Do I understand their reasoning? I do, but I don’t agree with it (obviously, or I wouldn’t be posting this, would I?).
Yes, spellcheckers have their useful moments. Do I think their existence negates the need to know proper spelling without their help? I do not. Do I wish that Word didn’t auto-correct words while I’m typing? Sometimes, yes. I’m capable of correcting my own errors, thanks. (And I am sometimes paid to correct those of others.)
Granted, the school is adding “a word usage section” focusing on the kinds of errors spellcheckers will miss, such as that set of triplets up in the title. I suppose I should be grateful for that much; at least they’re (holy cats, I just used one!) going to expect students to be able to tell the difference, and know which spelling is correct in a given instance.
I should be grateful. Somehow, I’m not.
5 thoughts on ““Their” and “they’re” and “there,” oh my”
Yeesh. I have a really, really hard time believing that an institute of higher education would do such a thing — and for a JOURNALISM school, no less. The computer engineering school? Maybe. But not the guys ‘n’ gals who sling words for a living.
On the plus side, this ensures that there will be plenty of fodder for our blog for years to come.
So I need to look at this as some form of unpaid job security? I’ll get to work on that.
As someone who’s multilingual and might write in one of three languages when using word… I HATE autocorrect. With a passion. It’s always correcting in the wrong damn language.
You know, that never even occurred to me. It’s frustrating enough when it happens in one language! I can’t even wrap my head around your experience. UGH.
Unless you’re using a very old version of Word, I think you can turn off all autocorrect options.

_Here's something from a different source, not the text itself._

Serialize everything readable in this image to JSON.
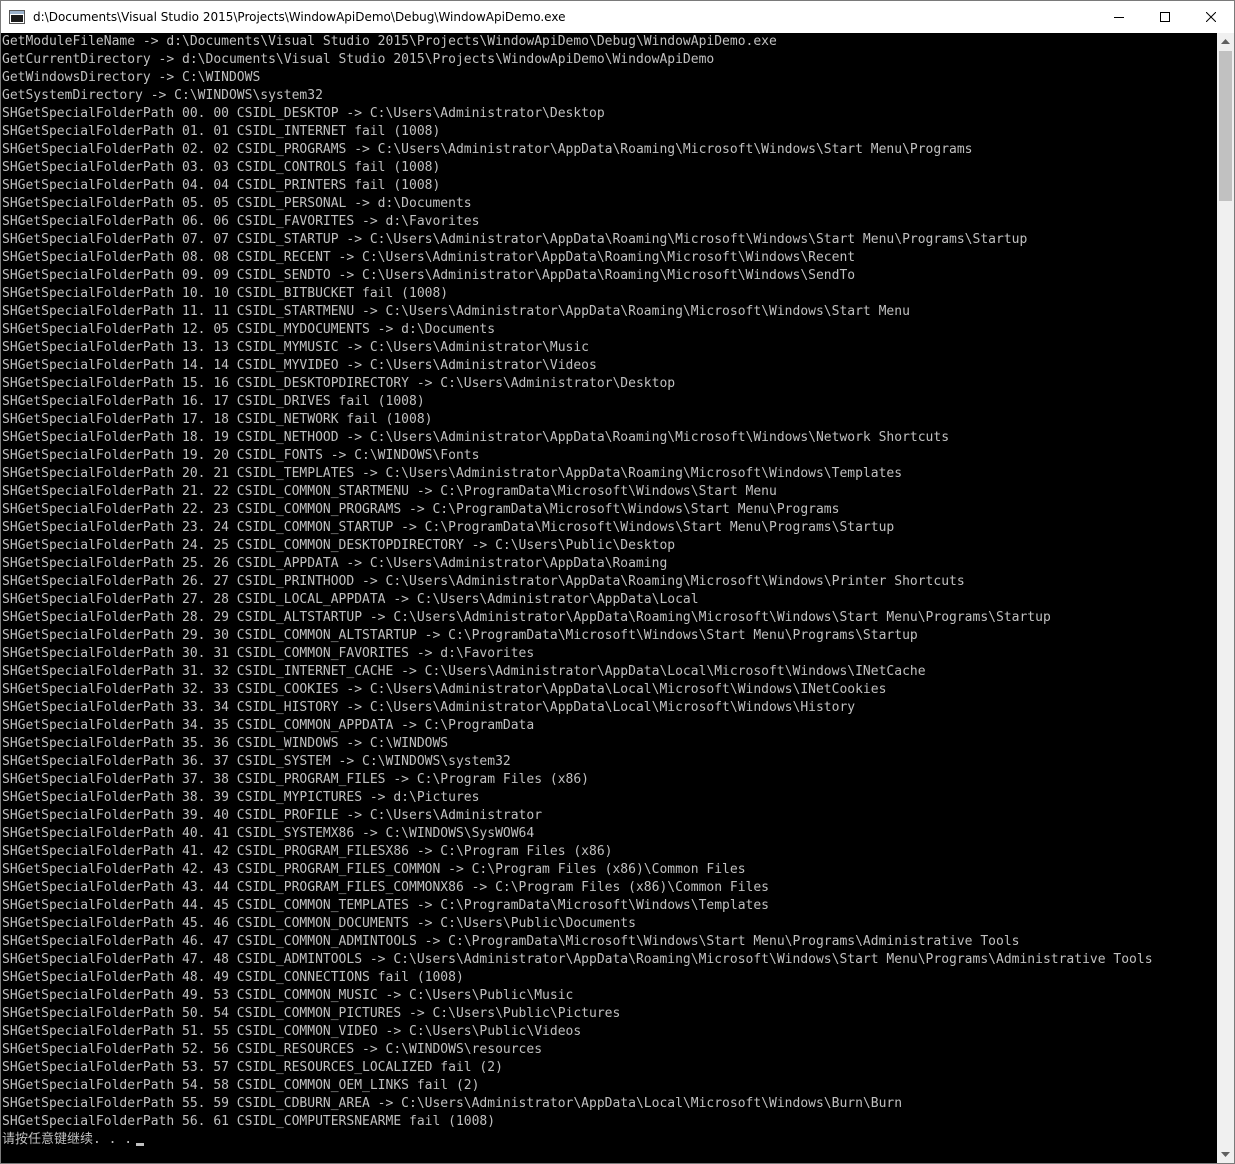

You can also customize it so that Word autocorrects only certain things—say, common errors that you know you always make.